From the sound of it, Sen. John McCain (R-AZ) is currently on his deathbed in Arizona to meet with old friends, nurse grudges, and express regrets. Along with his upcoming memoirs, the 81-year-old war hero, who is suffering from a deadly brain cancer, is so focused on shaping his legacy, he has apparently drawn up a list of potential candidates, including his wife, to replace him after his death.
Ultimately, this decision will be up to Arizona’s Republican governor.
McCain is now openly wishing he had not chosen Sarah Palin, who was then the sitting governor of Alaska, as his 2008 presidential running mate. Looking back on his ill-fated quest to defeat Barack Obama, McCain now says he should have chosen Joe Lieberman, a fellow senator.

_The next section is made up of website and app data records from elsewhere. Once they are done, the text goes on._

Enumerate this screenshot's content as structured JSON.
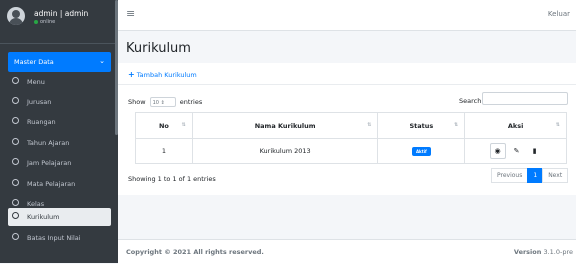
{
  "sidebar": {
    "user": {
      "name": "admin | admin",
      "status": "online"
    },
    "menu_header": "Master Data",
    "items": [
      {
        "label": "Menu"
      },
      {
        "label": "Jurusan"
      },
      {
        "label": "Ruangan"
      },
      {
        "label": "Tahun Ajaran"
      },
      {
        "label": "Jam Pelajaran"
      },
      {
        "label": "Mata Pelajaran"
      },
      {
        "label": "Kelas"
      },
      {
        "label": "Kurikulum"
      },
      {
        "label": "Batas Input Nilai"
      }
    ]
  },
  "topbar": {
    "logout": "Keluar"
  },
  "page": {
    "title": "Kurikulum",
    "add_label": "Tambah Kurikulum"
  },
  "table_controls": {
    "show": "Show",
    "page_size": "10",
    "entries": "entries",
    "search_label": "Search:"
  },
  "table": {
    "headers": [
      "No",
      "Nama Kurikulum",
      "Status",
      "Aksi"
    ],
    "rows": [
      {
        "no": "1",
        "nama": "Kurikulum 2013",
        "status": "Aktif"
      }
    ]
  },
  "info": "Showing 1 to 1 of 1 entries",
  "pagination": {
    "previous": "Previous",
    "current": "1",
    "next": "Next"
  },
  "footer": {
    "copyright": "Copyright © 2021 All rights reserved.",
    "version_label": "Version",
    "version": "3.1.0-pre"
  },
  "colors": {
    "sidebar": "#343a40",
    "accent": "#007bff",
    "background": "#f4f6f9"
  }
}
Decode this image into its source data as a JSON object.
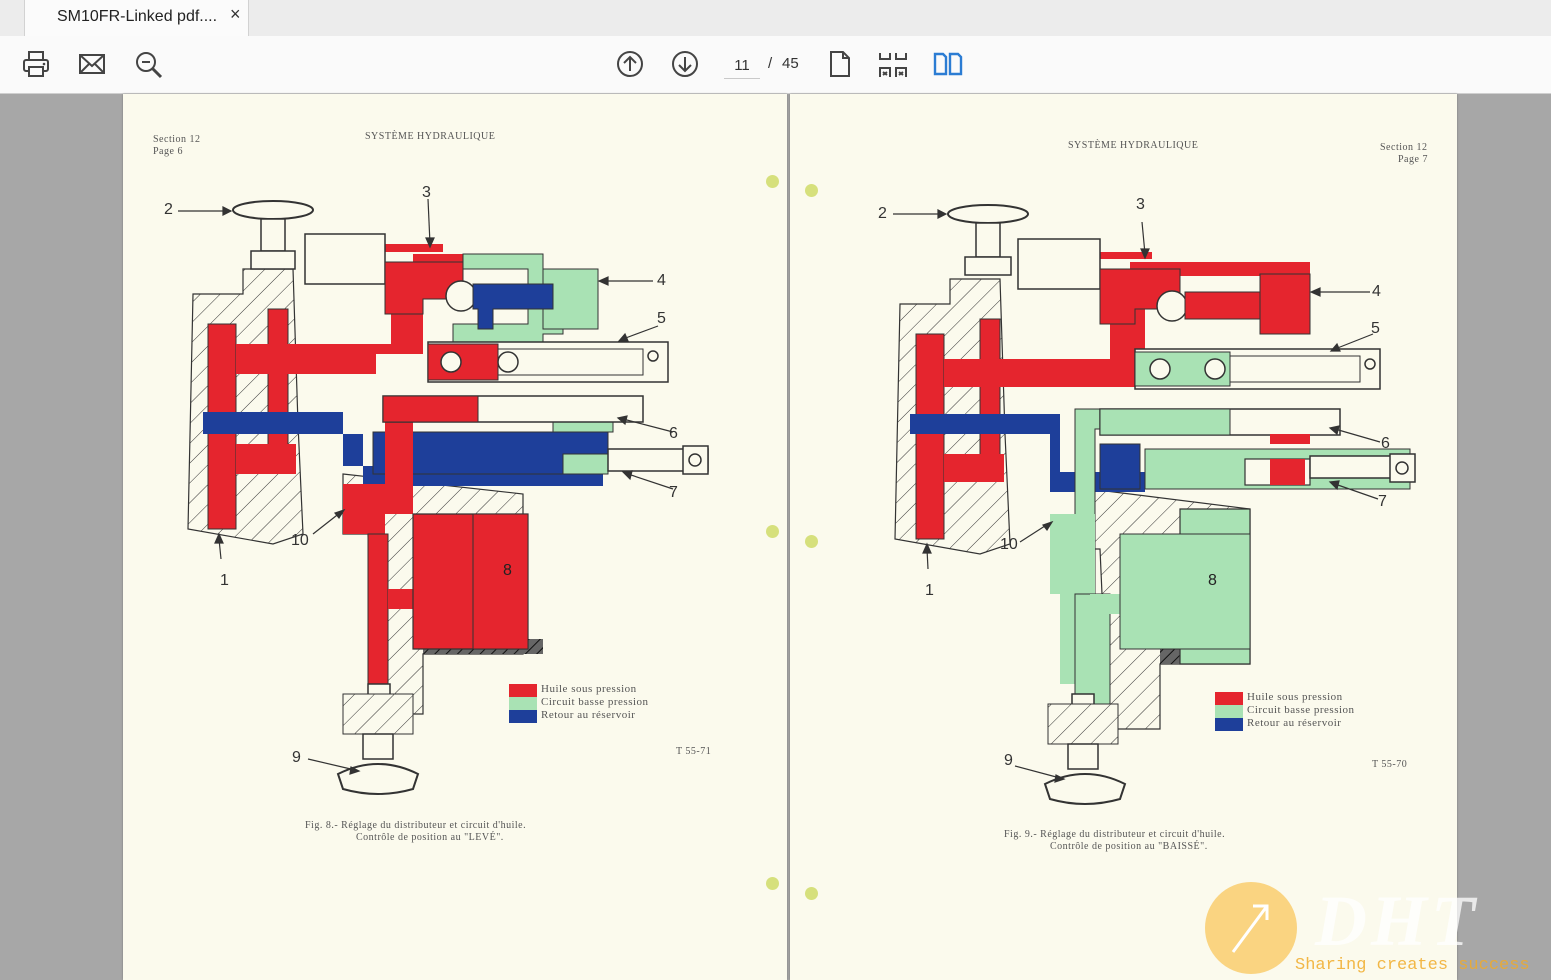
{
  "tab": {
    "title": "SM10FR-Linked pdf....",
    "close": "×"
  },
  "toolbar": {
    "print_icon": "print-icon",
    "email_icon": "envelope-icon",
    "search_icon": "zoom-search-icon",
    "prev_icon": "arrow-up-circle-icon",
    "next_icon": "arrow-down-circle-icon",
    "current_page": "11",
    "separator": "/",
    "total_pages": "45",
    "single_page_icon": "single-page-icon",
    "scroll_mode_icon": "continuous-scroll-icon",
    "two_page_icon": "two-page-view-icon",
    "accent": "#2b7cd3"
  },
  "colors": {
    "high_pressure": "#e5252e",
    "low_pressure": "#a9e2b4",
    "return": "#1e3f9a",
    "paper": "#fbfaed"
  },
  "left_page": {
    "section": "Section 12",
    "page": "Page 6",
    "title": "SYSTÈME HYDRAULIQUE",
    "callouts": [
      "1",
      "2",
      "3",
      "4",
      "5",
      "6",
      "7",
      "8",
      "9",
      "10"
    ],
    "legend": [
      "Huile sous pression",
      "Circuit basse pression",
      "Retour au réservoir"
    ],
    "ref": "T 55-71",
    "caption_line1": "Fig. 8.- Réglage du distributeur et circuit d'huile.",
    "caption_line2": "Contrôle de position au \"LEVÉ\"."
  },
  "right_page": {
    "section": "Section 12",
    "page": "Page 7",
    "title": "SYSTÈME HYDRAULIQUE",
    "callouts": [
      "1",
      "2",
      "3",
      "4",
      "5",
      "6",
      "7",
      "8",
      "9",
      "10"
    ],
    "legend": [
      "Huile sous pression",
      "Circuit basse pression",
      "Retour au réservoir"
    ],
    "ref": "T 55-70",
    "caption_line1": "Fig. 9.- Réglage du distributeur et circuit d'huile.",
    "caption_line2": "Contrôle de position au \"BAISSÉ\"."
  },
  "watermark": {
    "logo": "DHT",
    "slogan": "Sharing creates success"
  }
}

At the time Lieberman was officially an Independent, but that was only for political expediency. After losing the 2006 Connecticut Democrat primary, and in order to hold on to his seat, Lieberman ran in the general election as an Independent and won. But he was still a pro-abortion Democrat who caucused with Democrats, and who just six years earlier had been Al Gore’s running mate.
McCain’s public expression of regret against Palin comes off as ungracious, as well as further proof that he still does not understand why his own presidential campaign failed.
Over the last decade, Palin has been unfailingly loyal to McCain. Despite the malicious leaks against her that came from his own campaign surrogates, despite unrelenting personal attacks from McCain’s own daughter Meghan, Palin has never spoken ill of the elder McCain. She has always and only expressed gratitude and respect, even as McCain’s family and immediate subordinates (all of whom were seeking favor from the media hoping to be rewarded with careers) savaged her purely for mercenary purposes.
Within this context, McCain kicking Palin from his deathbed, when he knows it would be impossible for her to defend herself, edges into an act of dishonorable cruelty on his part.
What makes McCain’s statement seem especially gratuitous is that is makes absolutely no sense.
Polling proves beyond doubt that the only time the hapless McCain campaign came within striking distance of Obama was after Palin came onboard. Her outsider status, populist bona fides, charisma, willingness to fight, and ability to capture the heart of a Republican base (that never embraced McCain), was the only chance the mercurial senator, who seemed to bask in the glow of media acclaim whenever he stabbed one of his own in the back, ever had.
Choosing Lieberman, who had already lost as a Democrat in that same role six years earlier, would have been a disaster, just more proof that McCain’s judgment was erratic, his “maverick” status a narcissistic pose, his conservatism a joke. While Joe Lieberman seems like a decent man, at the time, McCain was a 72-year-old cancer survivor. Choosing a far-left Democrat as his successor would have been seen as a gimmick fueled by desperation and therefore just more proof that McCain lacked the prudence to sit in the big chair.
Instead, after wisely choosing Palin, McCain and his campaign made two fatal errors.
First, Palin was utterly mismanaged. Just for starters, before Trump successfully did the same, Palin wanted to launch an insurgency campaign into working class Pennsylvania, Michigan, and Wisconsin, where her blue collar populism and legitimate reputation as an anti-establishment reformer could have made the difference. She was told no.
Secondly, on September 24, less than two weeks before Election Day, McCain made the disastrous decision to suspend his presidential campaign. For reasons no one will ever understand, in the hopes of saving the economy, McCain jumped on a white horse when he had no idea which way to charge. He looked ridiculous and effectively handed the presidency to an inexperienced left-wing radical.
Even if Lieberman could have talked McCain out of making what is almost certainly the biggest blunder in the history of presidential campaigns, Palin was still his only hope.
McCain’s Palin regret could have to do with something besides losing the presidency. Among America’s establishment elitists, the Palin pick does damage his legacy. It pains me to think that anyone would care what that hideous group thinks, especially on a deathbed.
Maybe it is bigger than that, though, maybe McCain understands that by launching Palin into a national figure, he effectively paved the way for a makeover of a Republican Party that was long overdue, a Party that in 2008 was too eager to go to war, too chummy with big business, and that made illegal aliens a priority over American citizens who followed the rules — most especially in the Rustbelt.
Everything about Sarah Palin, her fearlessness, her governing record, her fight, her ideas, her refusal to conform in the face of unprecedented media hate and unrelenting backstabbing from McCain’s inner-circle — all of these things helped to drop the scales from the eyes of voters, which in turn paved the way for a Donald Trump to, at long last, shift the GOP base away from war, corporations, and pandering to illegals.
From the Tea Party to Trump, the GOP has not been the same since Palin strode into the spotlight, and now it is hardly recognizable from the calcified dinosaur McCain loved so. If that is what he regrets, that is a real shame, because on top of his military career, choosing Sarah Palin was the greatest service McCain ever performed for his country.